Sheffield reached on an infield single and advanced to second base on a wild pitch. After Matsui drew a walk, Bernie Williams singled to right to plate Sheffield and cut the deficit to three. Rincon struck out Jorge Posada but Ruben Sierra hit a towering drive on a hanging 2-2 breaking pitch high into the seats in right-center to tie the game.
You could hear the life go out of the Metrodome.
The contest was still tied in the top of the 11th inning when A-Rod reached on a one-out double off of Kyle Lohse. It wasn’t as dramatic as Sierra’s home run, but the Yankees went ahead after A-Rod stole third base and Lohse uncorked a wild pitch to put the Yankees on top 6-5.
Rivera cruised through the Twins lineup in the bottom of the inning to close out another ALDS over the Twins.
Yankees vs Twins: 2009 ALDS Game 2
For the first time in five years, the Yankees and Twins once again met in the first round of the postseason. After taking Game 1, the Yankees trailed the Twins 3-1 in the bottom of the 9th in Game 2.
The Twins had taken the lead with a pair of runs in the top of the 8th inning off of Phil Hughes. One of the runs scoring as Rivera failed to strand an inherited runner.
Just as they had previously, the Yankees needed to rally against Nathan, and they did just that.
Mark Teixeira led off the inning with a single, bringing A-Rod to the plate representing the tying run.

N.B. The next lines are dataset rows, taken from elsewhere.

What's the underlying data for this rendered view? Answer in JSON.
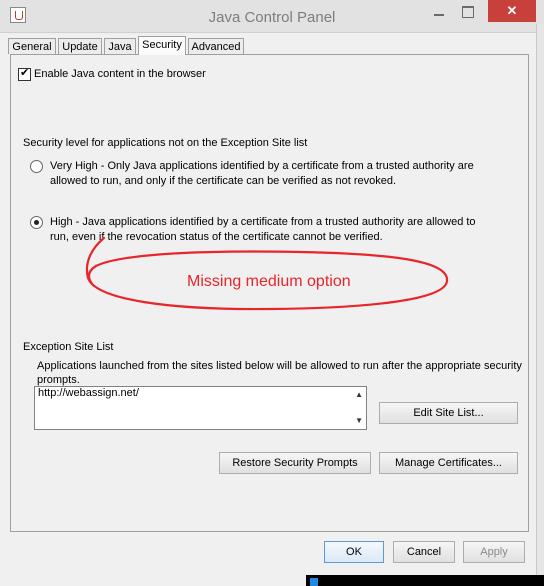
{
  "window": {
    "title": "Java Control Panel",
    "close_glyph": "✕"
  },
  "tabs": [
    {
      "label": "General"
    },
    {
      "label": "Update"
    },
    {
      "label": "Java"
    },
    {
      "label": "Security"
    },
    {
      "label": "Advanced"
    }
  ],
  "security": {
    "enable_java_label": "Enable Java content in the browser",
    "enable_java_checked": true,
    "level_heading": "Security level for applications not on the Exception Site list",
    "options": [
      {
        "label": "Very High - Only Java applications identified by a certificate from a trusted authority are allowed to run, and only if the certificate can be verified as not revoked.",
        "selected": false
      },
      {
        "label": "High - Java applications identified by a certificate from a trusted authority are allowed to run, even if the revocation status of the certificate cannot be verified.",
        "selected": true
      }
    ],
    "annotation": "Missing medium option",
    "annotation_color": "#e8252b"
  },
  "exception": {
    "title": "Exception Site List",
    "description": "Applications launched from the sites listed below will be allowed to run after the appropriate security prompts.",
    "sites": [
      "http://webassign.net/"
    ],
    "edit_button": "Edit Site List...",
    "restore_button": "Restore Security Prompts",
    "certificates_button": "Manage Certificates..."
  },
  "footer": {
    "ok": "OK",
    "cancel": "Cancel",
    "apply": "Apply"
  }
}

Nathan fell behind in the count, 3-1, and then left a fastball right down the middle of the zone. A-Rod crushed it into the Yankees bullpen in right-center to tie things up. The game moved on to the 11th inning where it appeared the Twins would take the lead.

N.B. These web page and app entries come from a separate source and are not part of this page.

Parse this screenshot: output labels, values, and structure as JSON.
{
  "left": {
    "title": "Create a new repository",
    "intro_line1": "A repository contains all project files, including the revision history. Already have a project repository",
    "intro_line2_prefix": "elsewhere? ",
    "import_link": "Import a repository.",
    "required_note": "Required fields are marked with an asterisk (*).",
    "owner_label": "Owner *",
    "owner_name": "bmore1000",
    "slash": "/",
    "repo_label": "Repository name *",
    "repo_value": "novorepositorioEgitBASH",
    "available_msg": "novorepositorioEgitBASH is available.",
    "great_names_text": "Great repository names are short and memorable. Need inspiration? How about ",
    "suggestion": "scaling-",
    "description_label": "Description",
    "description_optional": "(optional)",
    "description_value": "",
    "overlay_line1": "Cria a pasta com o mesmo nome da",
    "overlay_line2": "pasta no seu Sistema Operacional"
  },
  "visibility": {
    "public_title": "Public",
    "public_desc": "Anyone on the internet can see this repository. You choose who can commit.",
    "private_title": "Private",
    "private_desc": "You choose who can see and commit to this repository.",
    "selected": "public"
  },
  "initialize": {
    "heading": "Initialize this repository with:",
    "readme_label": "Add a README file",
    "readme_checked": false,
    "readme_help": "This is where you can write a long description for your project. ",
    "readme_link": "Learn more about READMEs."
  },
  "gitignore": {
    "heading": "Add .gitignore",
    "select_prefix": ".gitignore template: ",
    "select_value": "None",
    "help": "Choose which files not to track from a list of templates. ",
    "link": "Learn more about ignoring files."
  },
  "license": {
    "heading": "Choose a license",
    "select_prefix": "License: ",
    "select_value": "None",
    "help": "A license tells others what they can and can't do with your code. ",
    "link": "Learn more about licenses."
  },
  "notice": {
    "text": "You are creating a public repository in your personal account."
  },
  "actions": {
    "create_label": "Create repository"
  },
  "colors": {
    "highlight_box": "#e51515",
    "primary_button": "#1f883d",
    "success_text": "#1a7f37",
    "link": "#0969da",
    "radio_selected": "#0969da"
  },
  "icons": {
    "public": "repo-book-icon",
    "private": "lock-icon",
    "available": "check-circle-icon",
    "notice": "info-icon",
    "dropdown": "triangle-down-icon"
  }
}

Delmon Young lined out to Teixeira for the first out of the inning. With the infield pinching in, Carlos Gomez grounded to Teixeira, who fired home for the force out. Brendan Harris then skied to Brett Gardner in centerfield to finish D-Rob’s great escape.

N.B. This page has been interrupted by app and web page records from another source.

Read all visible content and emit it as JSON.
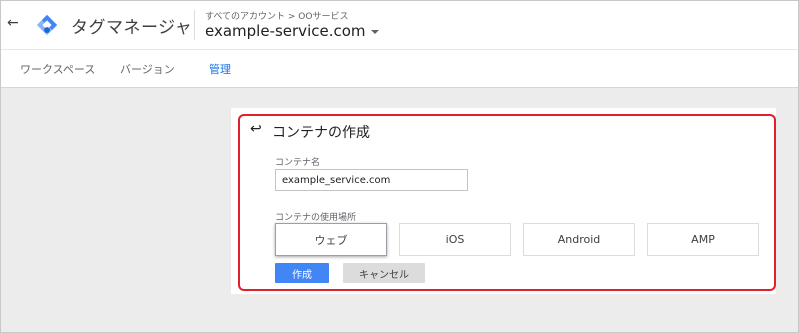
{
  "header": {
    "back_icon": "back-arrow-icon",
    "logo_icon": "gtm-diamond-icon",
    "app_title": "タグマネージャ",
    "breadcrumb": "すべてのアカウント > OOサービス",
    "service_name": "example-service.com",
    "caret_icon": "caret-down-icon"
  },
  "nav": {
    "tabs": [
      {
        "label": "ワークスペース",
        "active": false
      },
      {
        "label": "バージョン",
        "active": false
      },
      {
        "label": "管理",
        "active": true
      }
    ]
  },
  "dialog": {
    "back_icon": "return-arrow-icon",
    "title": "コンテナの作成",
    "name_label": "コンテナ名",
    "name_value": "example_service.com",
    "platform_label": "コンテナの使用場所",
    "platforms": [
      {
        "label": "ウェブ",
        "selected": true
      },
      {
        "label": "iOS",
        "selected": false
      },
      {
        "label": "Android",
        "selected": false
      },
      {
        "label": "AMP",
        "selected": false
      }
    ],
    "create_label": "作成",
    "cancel_label": "キャンセル"
  },
  "colors": {
    "accent": "#1a73e8",
    "primary_button": "#4285f4",
    "highlight_border": "#e0202c",
    "background": "#ececec"
  }
}
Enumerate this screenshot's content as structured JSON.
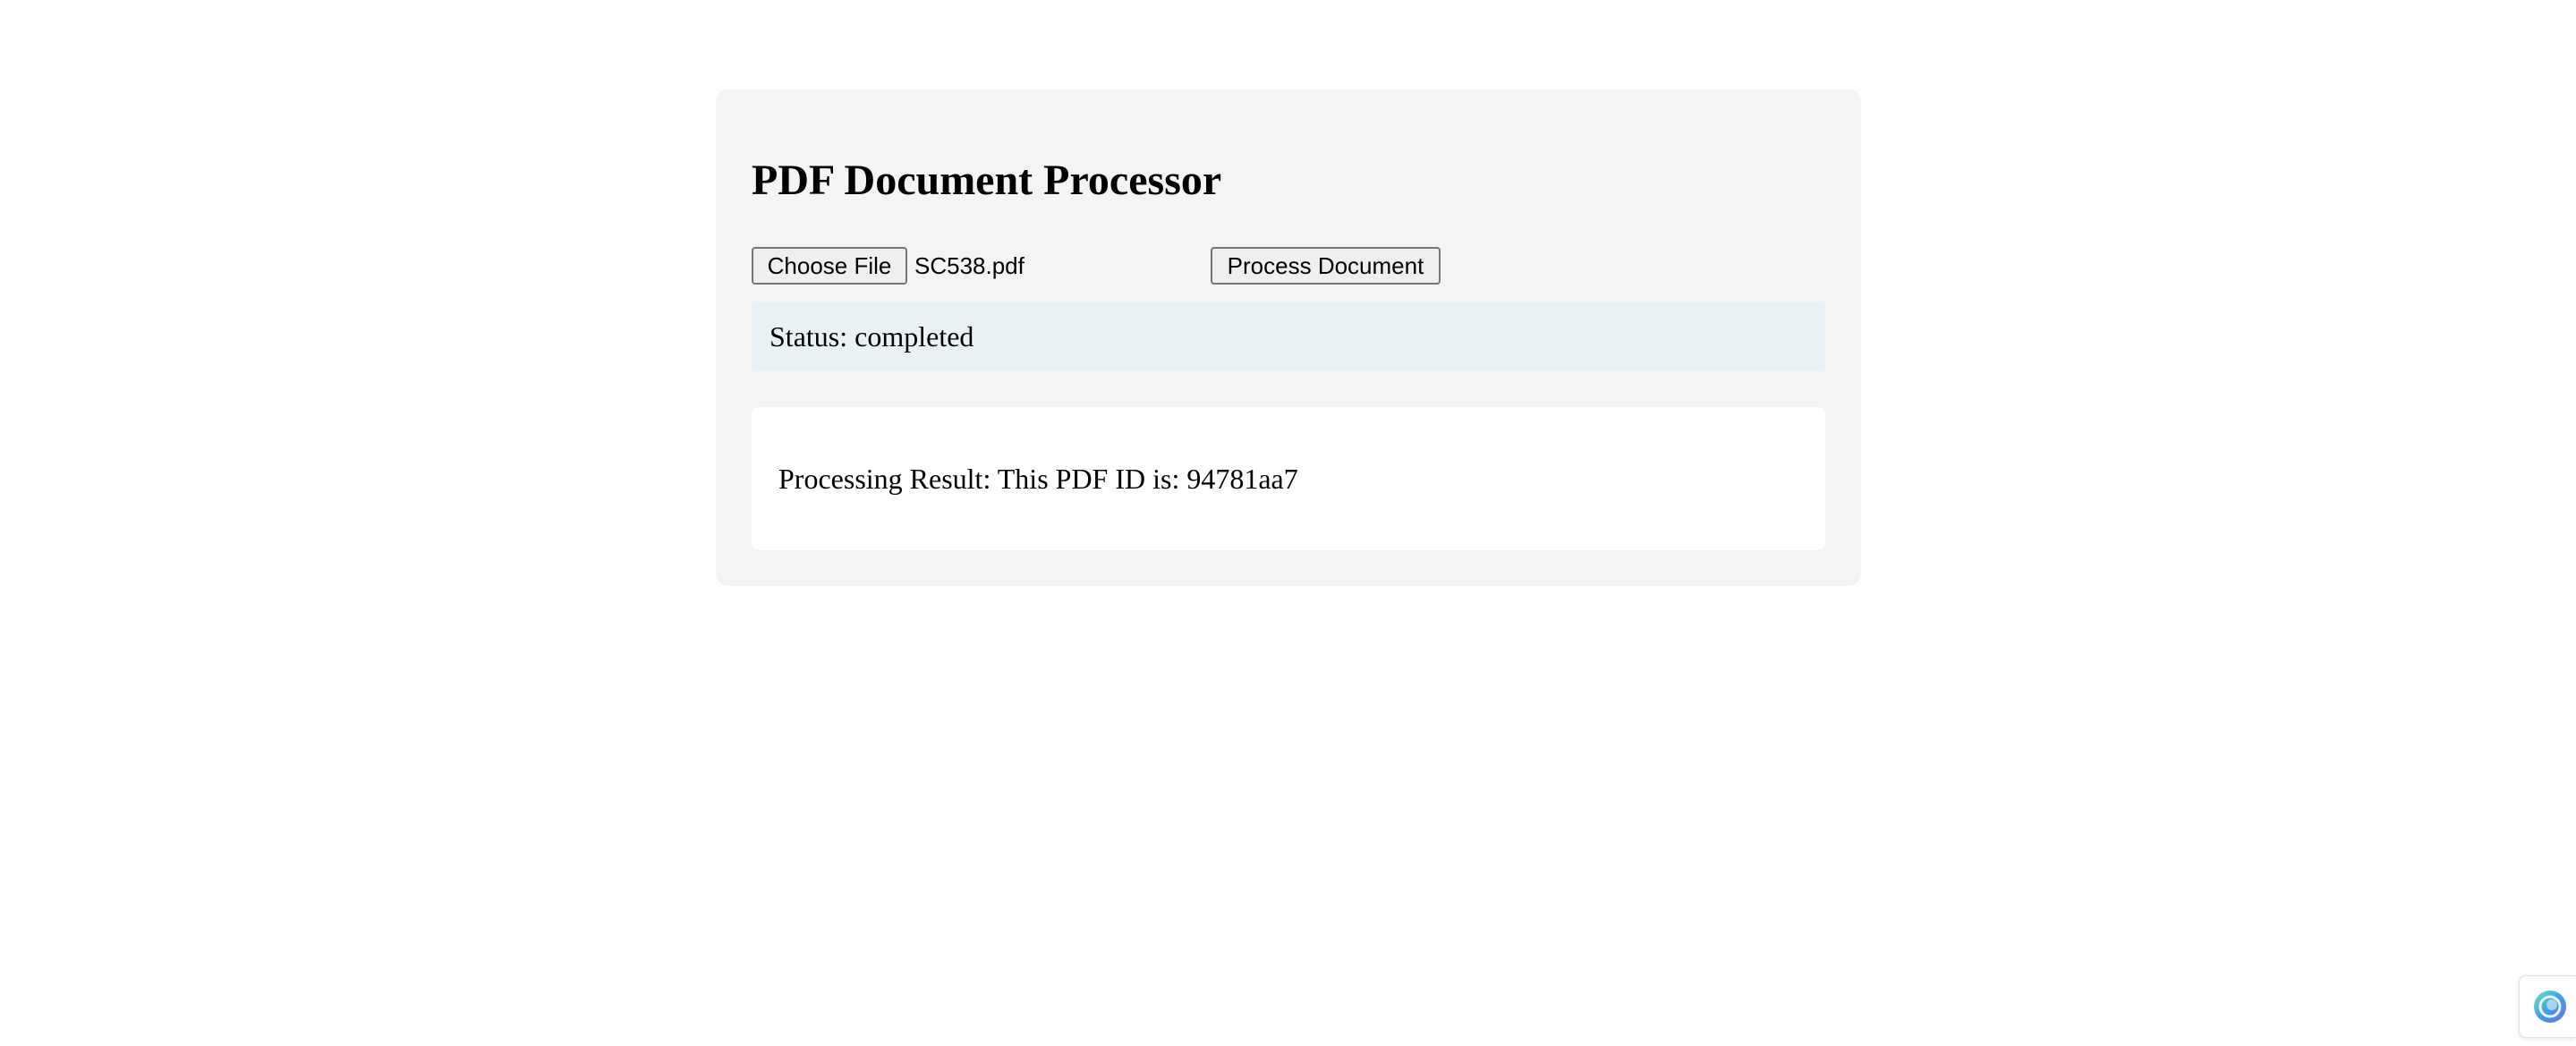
{
  "app": {
    "title": "PDF Document Processor"
  },
  "file_input": {
    "button_label": "Choose File",
    "selected_file": "SC538.pdf"
  },
  "actions": {
    "process_label": "Process Document"
  },
  "status": {
    "text": "Status: completed"
  },
  "result": {
    "text": "Processing Result: This PDF ID is: 94781aa7"
  },
  "floating_widget": {
    "icon": "assistant-orb-icon"
  },
  "colors": {
    "page_background": "#ffffff",
    "card_background": "#f4f4f4",
    "status_background": "#e8f2f5",
    "result_background": "#ffffff",
    "button_background": "#efefef",
    "button_border": "#767676"
  }
}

The Twins sent out left-hander Jose Mijares in the bottom of the 11th to switch Teixeira to the right-handed batter’s box. It wasn’t high and it wasn’t far, but Teixeira’s line-drive off the meatball Mijares served up to him cleared the left-field fence for the game-winner.
Twins starter Ervin Santana did himself no favors by walking Gardner to start the bottom of the 1st. Aaron Judge then lined a single to center and suddenly the Yankees brought the timing run to the plate.
Gary Sanchez fouled out, setting up a battle between Santana and Didi Gregorius. The count was full when Didi lined a game-tying home run into the right field seats.
Yankee Stadium erupted as if the team had just won the World Series.
In the bottom of the 2nd inning, it was Gardner’s turn to go deep. He turned on an inside pitch from Santana and lined it into the second deck in right for a 4-3 Yankees lead.
The Twins tied the game in the top of the 3rd inning but the Yankees answered right back with a big hit from an unexpected source in the bottom of the inning.
Sanchez looked like he would be stranded after two outs followed his lead-off double. But, Greg Bird…yeah, that guy…singled to right off of Jose Berrios to give the Yankees the lead back.
Consensus Rookie-of-the-Year Judge then put on a power display in the 4th. With Gardner on first base, Berrios hung a breaking pitch that Judge promptly deposited amongst the fans in the left-field seats.